Exercise instructions: The whole listing that follows is to be restated word for word, images excluded.

┌──

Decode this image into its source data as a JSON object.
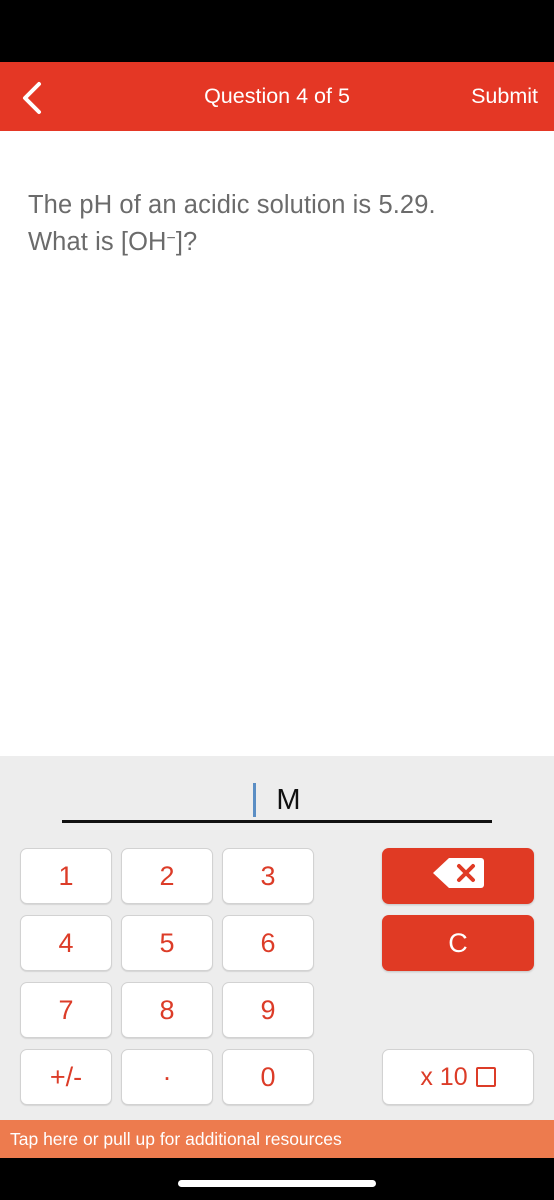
{
  "header": {
    "back_icon": "chevron-left-icon",
    "title": "Question 4 of 5",
    "submit_label": "Submit",
    "background_color": "#E43725"
  },
  "question": {
    "line1": "The pH of an acidic solution is 5.29.",
    "line2_prefix": "What is [OH",
    "line2_sup": "−",
    "line2_suffix": "]?",
    "text_color": "#6B6B6B"
  },
  "answer": {
    "value": "",
    "unit": "M",
    "caret_color": "#5B8EC4"
  },
  "keypad": {
    "background_color": "#EDEDED",
    "digit_color": "#DC3C28",
    "action_color": "#E03A24",
    "keys": [
      {
        "label": "1",
        "name": "key-1"
      },
      {
        "label": "2",
        "name": "key-2"
      },
      {
        "label": "3",
        "name": "key-3"
      },
      {
        "label": "4",
        "name": "key-4"
      },
      {
        "label": "5",
        "name": "key-5"
      },
      {
        "label": "6",
        "name": "key-6"
      },
      {
        "label": "7",
        "name": "key-7"
      },
      {
        "label": "8",
        "name": "key-8"
      },
      {
        "label": "9",
        "name": "key-9"
      },
      {
        "label": "+/-",
        "name": "key-plus-minus"
      },
      {
        "label": ".",
        "name": "key-decimal"
      },
      {
        "label": "0",
        "name": "key-0"
      }
    ],
    "backspace_icon": "backspace-icon",
    "clear_label": "C",
    "exponent_label": "x 10"
  },
  "resources": {
    "label": "Tap here or pull up for additional resources",
    "background_color": "#ED7B4E"
  }
}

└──

Answer:
Decode this image into its source data as a JSON object.
{
  "header": {
    "back_icon": "chevron-left-icon",
    "title": "Question 4 of 5",
    "submit_label": "Submit",
    "background_color": "#E43725"
  },
  "question": {
    "line1": "The pH of an acidic solution is 5.29.",
    "line2_prefix": "What is [OH",
    "line2_sup": "−",
    "line2_suffix": "]?",
    "text_color": "#6B6B6B"
  },
  "answer": {
    "value": "",
    "unit": "M",
    "caret_color": "#5B8EC4"
  },
  "keypad": {
    "background_color": "#EDEDED",
    "digit_color": "#DC3C28",
    "action_color": "#E03A24",
    "keys": [
      {
        "label": "1",
        "name": "key-1"
      },
      {
        "label": "2",
        "name": "key-2"
      },
      {
        "label": "3",
        "name": "key-3"
      },
      {
        "label": "4",
        "name": "key-4"
      },
      {
        "label": "5",
        "name": "key-5"
      },
      {
        "label": "6",
        "name": "key-6"
      },
      {
        "label": "7",
        "name": "key-7"
      },
      {
        "label": "8",
        "name": "key-8"
      },
      {
        "label": "9",
        "name": "key-9"
      },
      {
        "label": "+/-",
        "name": "key-plus-minus"
      },
      {
        "label": ".",
        "name": "key-decimal"
      },
      {
        "label": "0",
        "name": "key-0"
      }
    ],
    "backspace_icon": "backspace-icon",
    "clear_label": "C",
    "exponent_label": "x 10"
  },
  "resources": {
    "label": "Tap here or pull up for additional resources",
    "background_color": "#ED7B4E"
  }
}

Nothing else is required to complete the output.